The industry watcher’s data showed the increase in production was due to a 13.3 percent jump in the number of cars that were manufactured for internal usage. Meanwhile, the number of vehicles scheduled for export, with the latter representing about four in five of all British-made autos, marginally slid by 0.2 percent to 94,546 units. Great Britain has been a crucial manufacturing hub for numerous automakers – not only the traditional British brands – with makers using its technological prowess to underscore a regional presence. But now exports have been down in recent months because of slowing demand in China – UK’s largest non-EU export market last year – and the massive plunge in deliveries in Russia, the country’s third-largest non-EU auto export location.
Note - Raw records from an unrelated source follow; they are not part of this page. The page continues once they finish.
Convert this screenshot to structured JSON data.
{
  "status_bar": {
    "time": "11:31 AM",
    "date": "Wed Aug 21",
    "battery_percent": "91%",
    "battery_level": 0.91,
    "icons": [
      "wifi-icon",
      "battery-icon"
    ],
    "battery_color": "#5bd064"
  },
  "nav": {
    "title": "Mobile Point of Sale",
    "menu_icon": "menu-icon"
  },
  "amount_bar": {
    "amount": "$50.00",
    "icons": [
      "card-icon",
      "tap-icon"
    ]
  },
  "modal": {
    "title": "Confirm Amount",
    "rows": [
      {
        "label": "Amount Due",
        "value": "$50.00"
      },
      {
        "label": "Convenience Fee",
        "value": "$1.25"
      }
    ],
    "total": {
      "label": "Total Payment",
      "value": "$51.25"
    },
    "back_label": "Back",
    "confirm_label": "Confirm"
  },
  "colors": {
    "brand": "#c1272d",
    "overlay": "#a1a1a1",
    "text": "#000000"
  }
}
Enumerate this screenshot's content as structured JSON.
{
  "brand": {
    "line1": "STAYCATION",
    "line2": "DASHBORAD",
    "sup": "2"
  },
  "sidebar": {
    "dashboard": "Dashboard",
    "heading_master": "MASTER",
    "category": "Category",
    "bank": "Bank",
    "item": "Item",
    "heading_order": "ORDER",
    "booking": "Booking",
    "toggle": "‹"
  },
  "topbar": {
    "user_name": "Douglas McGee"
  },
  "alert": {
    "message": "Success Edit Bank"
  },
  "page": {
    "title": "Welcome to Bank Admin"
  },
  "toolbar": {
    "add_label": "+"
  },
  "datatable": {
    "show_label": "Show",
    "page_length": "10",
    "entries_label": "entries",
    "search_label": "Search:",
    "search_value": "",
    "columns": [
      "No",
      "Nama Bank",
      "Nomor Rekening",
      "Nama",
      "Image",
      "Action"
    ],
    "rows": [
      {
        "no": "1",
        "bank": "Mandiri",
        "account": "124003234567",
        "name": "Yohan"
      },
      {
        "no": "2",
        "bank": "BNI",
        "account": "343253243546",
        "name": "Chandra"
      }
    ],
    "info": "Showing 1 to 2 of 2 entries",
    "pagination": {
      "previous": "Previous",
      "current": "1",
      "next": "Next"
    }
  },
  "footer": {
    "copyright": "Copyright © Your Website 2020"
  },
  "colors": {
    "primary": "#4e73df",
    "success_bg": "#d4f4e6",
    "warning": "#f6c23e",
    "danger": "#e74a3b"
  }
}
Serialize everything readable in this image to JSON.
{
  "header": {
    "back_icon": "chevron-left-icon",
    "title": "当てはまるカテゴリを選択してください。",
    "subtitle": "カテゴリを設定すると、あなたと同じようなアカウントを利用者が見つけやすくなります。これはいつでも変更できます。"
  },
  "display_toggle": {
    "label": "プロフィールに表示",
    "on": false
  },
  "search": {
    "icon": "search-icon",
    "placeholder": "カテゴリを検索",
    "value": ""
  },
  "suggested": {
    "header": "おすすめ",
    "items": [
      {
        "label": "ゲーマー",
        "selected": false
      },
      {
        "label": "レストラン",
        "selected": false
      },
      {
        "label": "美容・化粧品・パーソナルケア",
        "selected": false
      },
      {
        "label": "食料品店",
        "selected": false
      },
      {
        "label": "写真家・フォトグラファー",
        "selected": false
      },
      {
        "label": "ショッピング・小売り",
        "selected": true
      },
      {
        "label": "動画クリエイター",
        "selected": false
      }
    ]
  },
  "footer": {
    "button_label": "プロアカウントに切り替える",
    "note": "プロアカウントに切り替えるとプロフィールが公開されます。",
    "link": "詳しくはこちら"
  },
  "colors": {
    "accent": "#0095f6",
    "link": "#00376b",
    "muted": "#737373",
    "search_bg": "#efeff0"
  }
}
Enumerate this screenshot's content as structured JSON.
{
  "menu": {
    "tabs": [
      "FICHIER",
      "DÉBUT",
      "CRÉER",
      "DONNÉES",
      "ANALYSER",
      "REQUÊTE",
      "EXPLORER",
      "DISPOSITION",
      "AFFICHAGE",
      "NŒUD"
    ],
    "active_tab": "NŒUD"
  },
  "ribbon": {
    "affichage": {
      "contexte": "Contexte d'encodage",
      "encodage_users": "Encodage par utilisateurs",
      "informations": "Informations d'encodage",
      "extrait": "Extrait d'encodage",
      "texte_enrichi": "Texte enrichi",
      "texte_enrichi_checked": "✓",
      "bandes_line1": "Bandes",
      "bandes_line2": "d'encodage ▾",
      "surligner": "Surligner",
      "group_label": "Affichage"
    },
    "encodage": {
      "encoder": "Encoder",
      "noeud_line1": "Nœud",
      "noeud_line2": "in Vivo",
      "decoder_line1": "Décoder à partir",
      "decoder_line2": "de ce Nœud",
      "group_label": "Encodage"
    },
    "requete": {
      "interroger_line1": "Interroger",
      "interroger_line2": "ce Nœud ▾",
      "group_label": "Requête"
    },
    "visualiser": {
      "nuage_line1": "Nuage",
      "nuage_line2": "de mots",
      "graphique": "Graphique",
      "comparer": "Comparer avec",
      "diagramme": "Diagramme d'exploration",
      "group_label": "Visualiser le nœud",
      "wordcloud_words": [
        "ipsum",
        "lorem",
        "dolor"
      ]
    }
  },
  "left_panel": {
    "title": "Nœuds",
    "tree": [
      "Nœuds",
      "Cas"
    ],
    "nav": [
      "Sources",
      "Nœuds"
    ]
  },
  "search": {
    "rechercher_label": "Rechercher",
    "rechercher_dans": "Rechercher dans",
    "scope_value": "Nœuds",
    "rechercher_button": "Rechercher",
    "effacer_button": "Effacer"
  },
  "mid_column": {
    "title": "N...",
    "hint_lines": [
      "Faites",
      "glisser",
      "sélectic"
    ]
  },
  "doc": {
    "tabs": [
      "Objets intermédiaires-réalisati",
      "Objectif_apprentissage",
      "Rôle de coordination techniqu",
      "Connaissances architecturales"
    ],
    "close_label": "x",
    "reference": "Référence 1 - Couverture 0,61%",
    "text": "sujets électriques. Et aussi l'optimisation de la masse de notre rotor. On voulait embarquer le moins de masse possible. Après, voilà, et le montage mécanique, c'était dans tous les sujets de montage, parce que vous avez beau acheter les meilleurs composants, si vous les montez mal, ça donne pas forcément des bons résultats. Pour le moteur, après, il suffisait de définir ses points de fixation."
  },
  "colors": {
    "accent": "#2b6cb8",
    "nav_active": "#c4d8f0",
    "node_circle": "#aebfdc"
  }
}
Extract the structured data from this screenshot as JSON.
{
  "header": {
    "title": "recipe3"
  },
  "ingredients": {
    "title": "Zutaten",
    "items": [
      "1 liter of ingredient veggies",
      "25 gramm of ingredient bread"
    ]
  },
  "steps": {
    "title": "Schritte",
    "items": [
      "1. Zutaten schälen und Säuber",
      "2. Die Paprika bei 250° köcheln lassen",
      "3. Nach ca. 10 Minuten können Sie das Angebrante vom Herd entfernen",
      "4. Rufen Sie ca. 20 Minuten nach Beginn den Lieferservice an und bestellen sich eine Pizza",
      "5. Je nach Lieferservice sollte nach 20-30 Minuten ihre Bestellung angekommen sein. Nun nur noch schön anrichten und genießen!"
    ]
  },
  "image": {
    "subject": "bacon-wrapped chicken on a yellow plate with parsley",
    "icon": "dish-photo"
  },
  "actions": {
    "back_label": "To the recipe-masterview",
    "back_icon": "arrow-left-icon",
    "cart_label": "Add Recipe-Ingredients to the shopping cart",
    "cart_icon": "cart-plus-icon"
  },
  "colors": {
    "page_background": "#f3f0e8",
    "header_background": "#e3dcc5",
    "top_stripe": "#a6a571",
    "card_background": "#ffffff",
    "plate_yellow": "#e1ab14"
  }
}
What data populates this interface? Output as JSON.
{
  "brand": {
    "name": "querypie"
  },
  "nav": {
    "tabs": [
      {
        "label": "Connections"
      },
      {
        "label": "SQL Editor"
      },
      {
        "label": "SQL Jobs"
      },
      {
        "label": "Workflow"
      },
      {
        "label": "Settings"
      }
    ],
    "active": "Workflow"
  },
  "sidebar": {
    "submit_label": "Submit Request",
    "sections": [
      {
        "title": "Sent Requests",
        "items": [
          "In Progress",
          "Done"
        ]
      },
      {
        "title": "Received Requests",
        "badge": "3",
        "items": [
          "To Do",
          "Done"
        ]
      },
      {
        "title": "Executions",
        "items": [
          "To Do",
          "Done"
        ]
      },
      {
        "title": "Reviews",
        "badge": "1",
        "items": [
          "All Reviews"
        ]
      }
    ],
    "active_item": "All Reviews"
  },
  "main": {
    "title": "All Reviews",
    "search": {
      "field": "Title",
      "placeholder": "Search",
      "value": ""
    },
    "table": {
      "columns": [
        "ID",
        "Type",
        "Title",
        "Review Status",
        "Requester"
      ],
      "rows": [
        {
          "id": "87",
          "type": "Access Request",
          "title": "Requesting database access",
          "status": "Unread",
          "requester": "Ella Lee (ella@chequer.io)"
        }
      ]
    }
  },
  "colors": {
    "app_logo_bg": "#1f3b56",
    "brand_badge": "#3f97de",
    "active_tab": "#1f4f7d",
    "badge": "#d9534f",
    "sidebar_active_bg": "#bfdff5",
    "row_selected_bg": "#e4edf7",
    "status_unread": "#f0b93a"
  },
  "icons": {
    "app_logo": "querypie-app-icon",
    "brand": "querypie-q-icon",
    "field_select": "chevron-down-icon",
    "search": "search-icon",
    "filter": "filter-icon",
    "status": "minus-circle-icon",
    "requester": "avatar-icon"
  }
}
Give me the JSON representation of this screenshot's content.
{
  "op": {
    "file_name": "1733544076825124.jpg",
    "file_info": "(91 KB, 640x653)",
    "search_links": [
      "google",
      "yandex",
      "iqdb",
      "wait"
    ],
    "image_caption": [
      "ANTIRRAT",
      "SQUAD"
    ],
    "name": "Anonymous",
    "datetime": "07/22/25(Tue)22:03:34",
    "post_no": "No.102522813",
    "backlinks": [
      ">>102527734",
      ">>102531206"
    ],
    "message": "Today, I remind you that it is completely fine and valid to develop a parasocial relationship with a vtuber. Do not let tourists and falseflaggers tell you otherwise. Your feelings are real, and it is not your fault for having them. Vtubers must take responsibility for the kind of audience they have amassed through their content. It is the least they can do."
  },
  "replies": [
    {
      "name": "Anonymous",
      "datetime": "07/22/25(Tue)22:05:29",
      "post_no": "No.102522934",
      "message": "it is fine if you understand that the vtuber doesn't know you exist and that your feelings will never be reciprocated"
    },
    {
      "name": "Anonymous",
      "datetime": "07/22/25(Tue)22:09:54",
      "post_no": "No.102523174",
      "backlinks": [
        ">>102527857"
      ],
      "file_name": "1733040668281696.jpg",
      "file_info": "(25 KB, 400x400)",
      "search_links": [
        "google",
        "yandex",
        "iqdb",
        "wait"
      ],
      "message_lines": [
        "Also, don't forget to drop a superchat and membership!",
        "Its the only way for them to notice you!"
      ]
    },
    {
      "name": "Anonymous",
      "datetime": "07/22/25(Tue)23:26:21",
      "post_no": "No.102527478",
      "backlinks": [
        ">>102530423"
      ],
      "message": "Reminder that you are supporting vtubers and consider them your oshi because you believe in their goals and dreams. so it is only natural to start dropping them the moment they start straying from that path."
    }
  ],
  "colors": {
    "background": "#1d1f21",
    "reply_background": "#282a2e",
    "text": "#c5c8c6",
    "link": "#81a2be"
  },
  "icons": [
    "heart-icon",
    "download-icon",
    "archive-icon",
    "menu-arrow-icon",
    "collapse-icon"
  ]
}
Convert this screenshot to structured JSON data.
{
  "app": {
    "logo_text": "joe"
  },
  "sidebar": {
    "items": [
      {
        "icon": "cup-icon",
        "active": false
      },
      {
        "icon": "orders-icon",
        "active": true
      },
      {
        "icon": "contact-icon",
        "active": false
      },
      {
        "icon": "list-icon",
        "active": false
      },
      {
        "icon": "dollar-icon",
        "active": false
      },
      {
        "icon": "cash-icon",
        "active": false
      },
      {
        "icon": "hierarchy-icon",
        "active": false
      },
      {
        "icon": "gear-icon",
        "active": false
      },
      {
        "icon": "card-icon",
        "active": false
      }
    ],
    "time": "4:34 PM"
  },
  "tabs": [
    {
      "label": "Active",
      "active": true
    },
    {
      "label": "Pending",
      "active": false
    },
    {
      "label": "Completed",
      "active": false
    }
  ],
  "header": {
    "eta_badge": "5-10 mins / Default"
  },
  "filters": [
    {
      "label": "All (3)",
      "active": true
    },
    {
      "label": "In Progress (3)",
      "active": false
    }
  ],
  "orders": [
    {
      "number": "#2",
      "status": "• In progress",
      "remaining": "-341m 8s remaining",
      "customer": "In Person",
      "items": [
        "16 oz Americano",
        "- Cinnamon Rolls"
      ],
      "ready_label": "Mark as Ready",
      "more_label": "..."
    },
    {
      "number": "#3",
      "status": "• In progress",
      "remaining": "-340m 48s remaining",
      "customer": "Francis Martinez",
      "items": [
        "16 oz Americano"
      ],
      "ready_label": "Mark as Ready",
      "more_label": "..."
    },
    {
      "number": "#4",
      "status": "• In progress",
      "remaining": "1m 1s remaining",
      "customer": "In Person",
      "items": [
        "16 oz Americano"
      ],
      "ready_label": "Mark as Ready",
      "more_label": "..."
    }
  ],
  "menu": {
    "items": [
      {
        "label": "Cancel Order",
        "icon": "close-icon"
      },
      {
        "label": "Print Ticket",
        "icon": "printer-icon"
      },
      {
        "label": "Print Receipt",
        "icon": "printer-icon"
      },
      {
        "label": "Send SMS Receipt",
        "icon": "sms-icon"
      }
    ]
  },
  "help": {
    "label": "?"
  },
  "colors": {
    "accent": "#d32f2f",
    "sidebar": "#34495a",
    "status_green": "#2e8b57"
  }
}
The Society of Motor Manufacturers and Traders chief executive Mike Hawes commented in a released statement the crucial European Union markets, which have been on the rise in recent months, with Britan sending there more than half of all its auto exports, would also help in coming months the internal production output. “We have seen a steady performance in UK car manufacturing this year, with volumes bolstered by a strong home market, while recovery in key European markets is helping to restore export production levels,” read his comments. But auto industry executives are now fearing an upcoming political move could upset their interests in the UK, with a possible exit of the country from the European Union.